Reusing view components with ease in SwiftUI

Building components in SwiftUI feels productive; declarative, high-level, and concise code, with instant previews. As you keep building a large enough codebase you also realize the power of component reuse.

The Now Playing Indicator🔗

Muziqi has a now playing indicator that shows if a song or an album in a list is currently playing. It looks like this:

At first, the indicator showed up in several Lists that contained SongRows: an album's detail view, playlist's detail view, the all songs list, and a few more. SongRow was being heavily reused. But a list or a cell being reused is a common pattern in any UI framework.

Concise reuse🔗

Recently I decided to reuse the indicator as part of the button that presents the full visualizer view, to indicate that this is not just any button, but a portal to an exciting, dynamic view! This took me just a single line (alright, it did include the if statement, so three lines):

Button { 
} label: {
    // ...
    if currentlyPlaing {

And just like that, I have the view in a completely new context:

Building the NowPlayingIndicator was fairly easy with a bunch of dynamic Shapes. But then writing these three lines to get to reuse all of that in a completely new context, felt like magic. I am also super happy with how the dependencies are set up, thanks to EnvironmentObject.


There is a lot of audio processing shenanigans underneath. A VisualizerDataProcesser installs a tap on AVAudioPlayerNode, and is computing frequencies and loudness as playback continues. In UIKit land, trying to pass this information to disparate parts of the app is rough; you can either use a singleton or set up dependency injection that makes your Swift code look like Java. With SwiftUI, EnvironmentObject makes passing the object a matter of attaching .environmentObject(visualizerDataProcessor) to a root view.
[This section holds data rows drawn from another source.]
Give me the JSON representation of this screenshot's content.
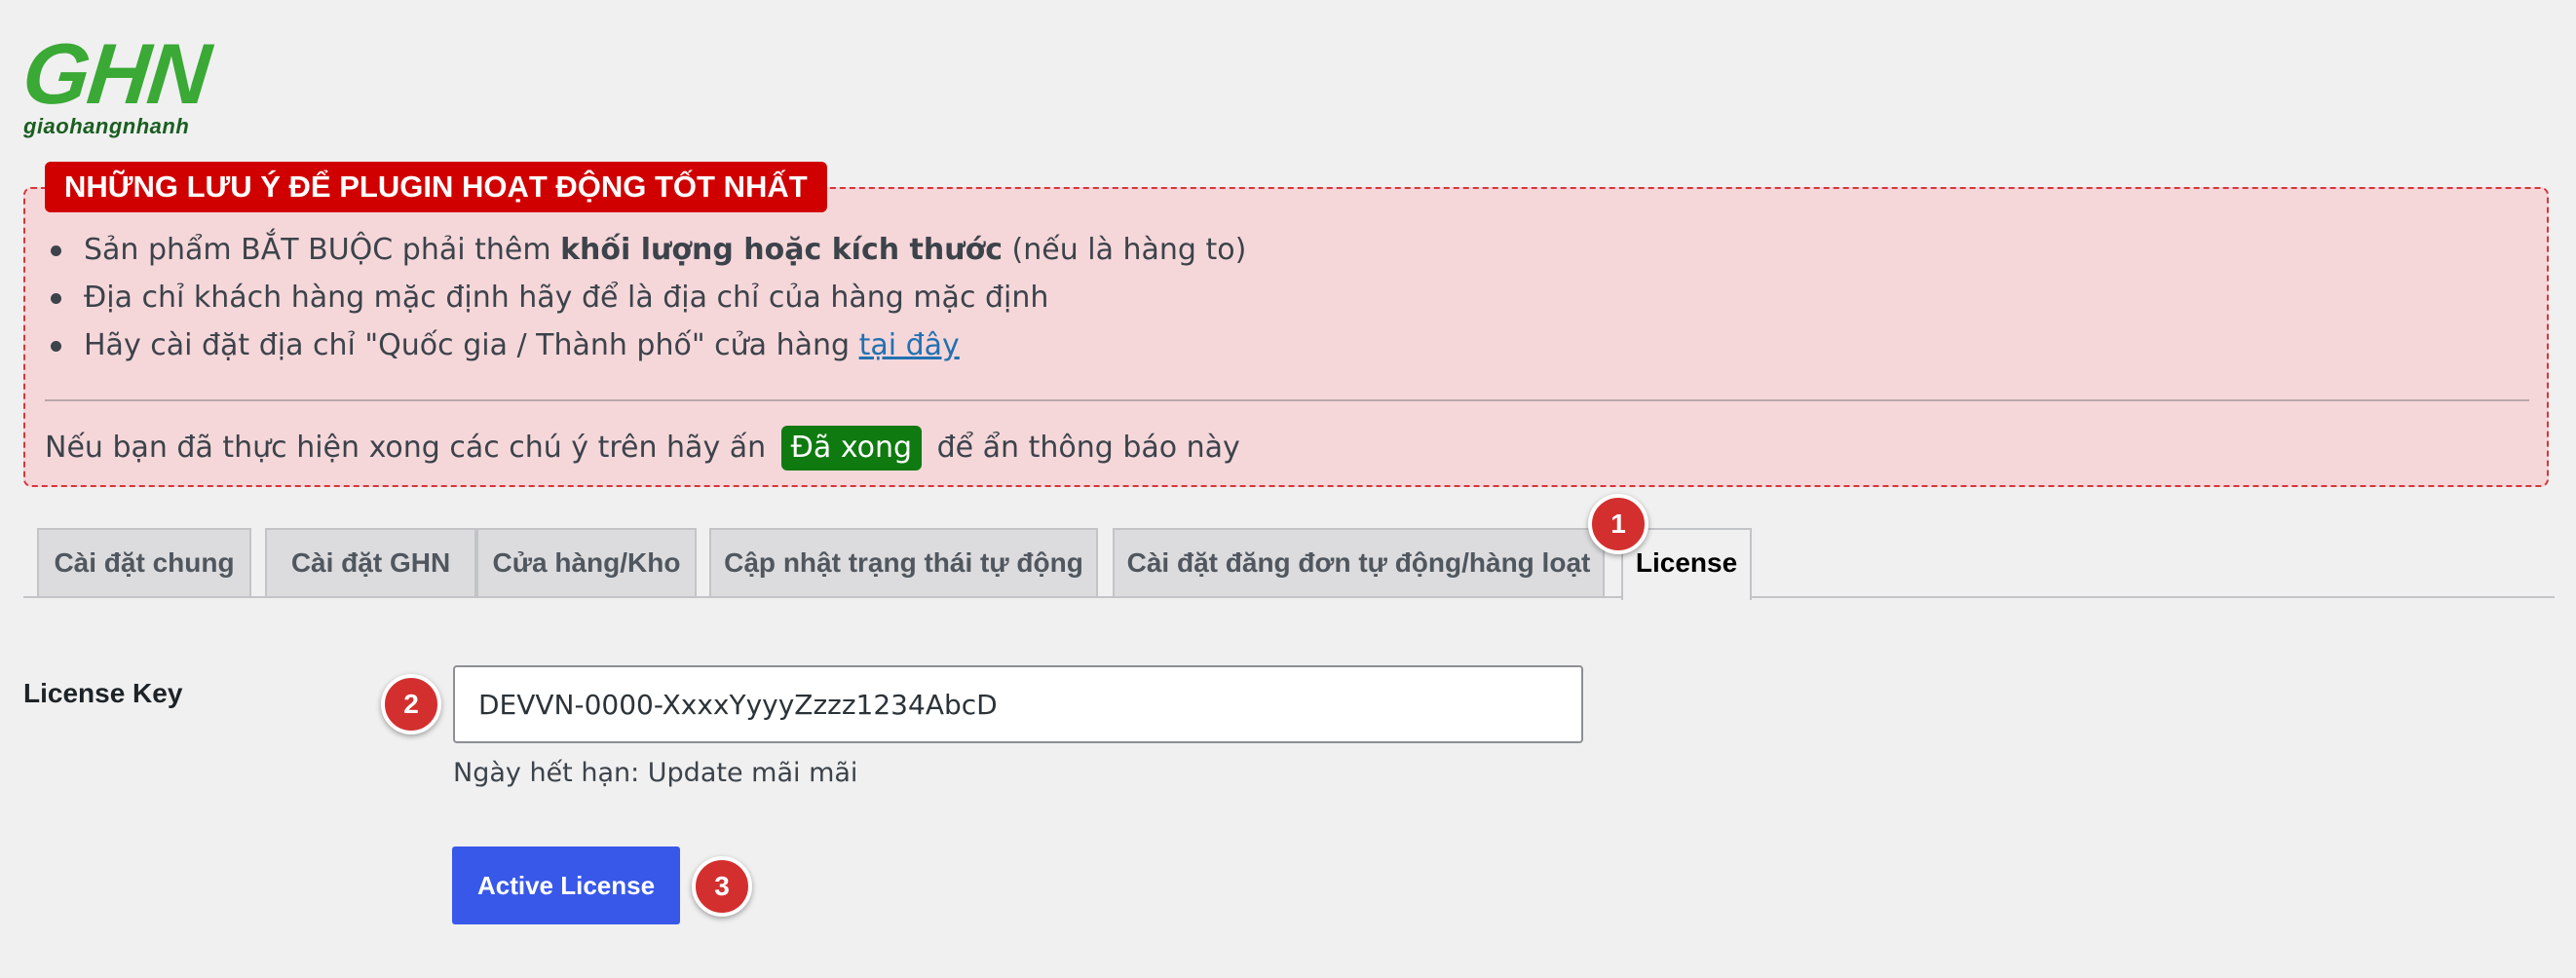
{
  "brand": {
    "logo_mark": "GHN",
    "logo_sub": "giaohangnhanh",
    "primary_color": "#3aa935"
  },
  "notice": {
    "title": "NHỮNG LƯU Ý ĐỂ PLUGIN HOẠT ĐỘNG TỐT NHẤT",
    "item1_before": "Sản phẩm BẮT BUỘC phải thêm ",
    "item1_bold": "khối lượng hoặc kích thước",
    "item1_after": " (nếu là hàng to)",
    "item2": "Địa chỉ khách hàng mặc định hãy để là địa chỉ của hàng mặc định",
    "item3_before": "Hãy cài đặt địa chỉ \"Quốc gia / Thành phố\" cửa hàng ",
    "item3_link": "tại đây",
    "bottom_before": "Nếu bạn đã thực hiện xong các chú ý trên hãy ấn ",
    "done_button": "Đã xong",
    "bottom_after": " để ẩn thông báo này",
    "title_color": "#d10000",
    "background_color": "#f5d7da"
  },
  "tabs": [
    {
      "label": "Cài đặt chung",
      "active": false
    },
    {
      "label": "Cài đặt GHN",
      "active": false
    },
    {
      "label": "Cửa hàng/Kho",
      "active": false
    },
    {
      "label": "Cập nhật trạng thái tự động",
      "active": false
    },
    {
      "label": "Cài đặt đăng đơn tự động/hàng loạt",
      "active": false
    },
    {
      "label": "License",
      "active": true
    }
  ],
  "steps": [
    "1",
    "2",
    "3"
  ],
  "form": {
    "license_label": "License Key",
    "license_value": "DEVVN-0000-XxxxYyyyZzzz1234AbcD",
    "expiry_text": "Ngày hết hạn: Update mãi mãi",
    "active_button": "Active License",
    "button_color": "#3858e9"
  }
}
Materializing the object in NowPlayingIndicator is also a simple matter of @EnvironmentObject var vizProcessor: VisualizerDataProcesser.

SwiftUI is not without its share of pain, but building a sophisticated app in UIKit would have taken me at least twice as much time with much worse code.